The publication of Japanese books, which has been rare lately due to the “No Japan” movement in response to Japan’s export controls in July last year, is beginning to resume. Japanese novels that have been put on hold for months due to the worsening relations between South Korea and Japan are being released.
Minumsa Publishing published Japanese writer Yukio Mishima’s novel “Spring Snow” for the first time in South Korea last month. While the writer was nominated for Nobel Prize in Literature several times since he was globally recognized for his novel “The Temple of the Golden Pavilion” in 1957, only a few books of his were published in South Korea due to his far-right viewpoint, calling for the rule by a Japanese emperor, for instance. He sneaked into the base of the Japan Ground Self-Defense Force and delivered a speech calling for its rise before committing suicide by disembowelment in November 1970.
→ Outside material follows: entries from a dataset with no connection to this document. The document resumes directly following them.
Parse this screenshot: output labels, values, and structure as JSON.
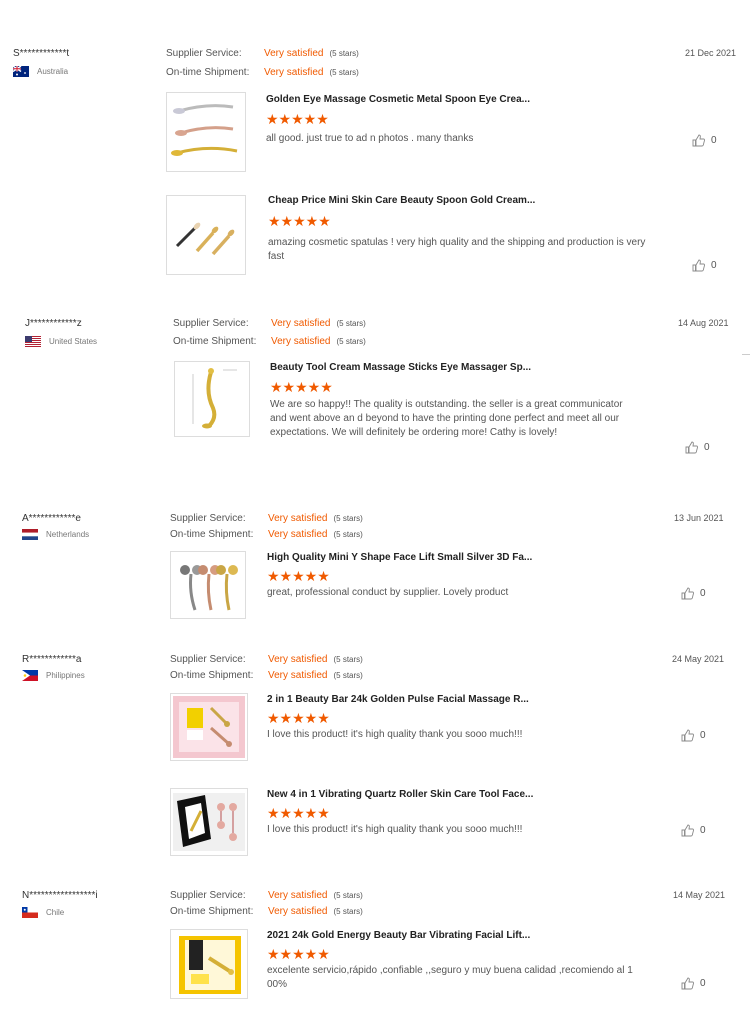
{
  "labels": {
    "supplier_service": "Supplier Service:",
    "ontime_shipment": "On-time Shipment:"
  },
  "reviews": [
    {
      "user": "S************t",
      "country": "Australia",
      "date": "21 Dec 2021",
      "supplier_value": "Very satisfied",
      "supplier_note": "(5 stars)",
      "shipment_value": "Very satisfied",
      "shipment_note": "(5 stars)",
      "items": [
        {
          "title": "Golden Eye Massage Cosmetic Metal Spoon Eye Crea...",
          "stars": "★★★★★",
          "comment": "all good. just true to ad n photos . many thanks",
          "likes": "0"
        },
        {
          "title": "Cheap Price Mini Skin Care Beauty Spoon Gold Cream...",
          "stars": "★★★★★",
          "comment": "amazing cosmetic spatulas ! very high quality and the shipping and production is very fast",
          "likes": "0"
        }
      ]
    },
    {
      "user": "J************z",
      "country": "United States",
      "date": "14 Aug 2021",
      "supplier_value": "Very satisfied",
      "supplier_note": "(5 stars)",
      "shipment_value": "Very satisfied",
      "shipment_note": "(5 stars)",
      "items": [
        {
          "title": "Beauty Tool Cream Massage Sticks Eye Massager Sp...",
          "stars": "★★★★★",
          "comment": "We are so happy!! The quality is outstanding. the seller is a great communicator and went above an d beyond to have the printing done perfect and meet all our expectations. We will definitely be ordering more! Cathy is lovely!",
          "likes": "0"
        }
      ]
    },
    {
      "user": "A************e",
      "country": "Netherlands",
      "date": "13 Jun 2021",
      "supplier_value": "Very satisfied",
      "supplier_note": "(5 stars)",
      "shipment_value": "Very satisfied",
      "shipment_note": "(5 stars)",
      "items": [
        {
          "title": "High Quality Mini Y Shape Face Lift Small Silver 3D Fa...",
          "stars": "★★★★★",
          "comment": "great, professional conduct by supplier. Lovely product",
          "likes": "0"
        }
      ]
    },
    {
      "user": "R************a",
      "country": "Philippines",
      "date": "24 May 2021",
      "supplier_value": "Very satisfied",
      "supplier_note": "(5 stars)",
      "shipment_value": "Very satisfied",
      "shipment_note": "(5 stars)",
      "items": [
        {
          "title": "2 in 1 Beauty Bar 24k Golden Pulse Facial Massage R...",
          "stars": "★★★★★",
          "comment": "I love this product! it's high quality thank you sooo much!!!",
          "likes": "0"
        },
        {
          "title": "New 4 in 1 Vibrating Quartz Roller Skin Care Tool Face...",
          "stars": "★★★★★",
          "comment": "I love this product! it's high quality thank you sooo much!!!",
          "likes": "0"
        }
      ]
    },
    {
      "user": "N*****************i",
      "country": "Chile",
      "date": "14 May 2021",
      "supplier_value": "Very satisfied",
      "supplier_note": "(5 stars)",
      "shipment_value": "Very satisfied",
      "shipment_note": "(5 stars)",
      "items": [
        {
          "title": "2021 24k Gold Energy Beauty Bar Vibrating Facial Lift...",
          "stars": "★★★★★",
          "comment": "excelente servicio,rápido ,confiable ,,seguro y muy buena calidad ,recomiendo al 1 00%",
          "likes": "0"
        }
      ]
    }
  ],
  "colors": {
    "accent": "#f05a00"
  }
}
Aside from the writers with a broad South Korean fan base, such as Keigo Higashino and Miyuki Miyabe whose books were published this year, South Koreans have increasing opportunities to read less-known Japanese writers’ novels. In August this year, “The Queen of Number” by Ai Kawazoe, “Their Crime” by Dai Yokozeki, “The Garden of Destruction” by Kotaro Tsunekawa, “Killing Tinkerbell” by Kobayashi Yasumi, and “Ways of Parting” by Nanami Wakatake were published.
According to Kyobo Book Centre’s data, the number of new Japanese novels published had fallen consistently from 121 in November last year to 61 in March this year. However, it showed a sign of recovery with 86 new books published in June.
The South Korean publishing industry, however, still believes that there is a high barrier when it comes to Japanese novels. Booksfear, a publisher specialized in genre literature that has been publishing Japanese mystery stories since 2004, released “Silent Breath” by Kyoko Minami in July and “Lacrimal Point” by Miyuki Miyabe in September. These books were scheduled to be published at the end of last year but delayed for over six months.
Go-Ya Choi firstname.lastname@example.org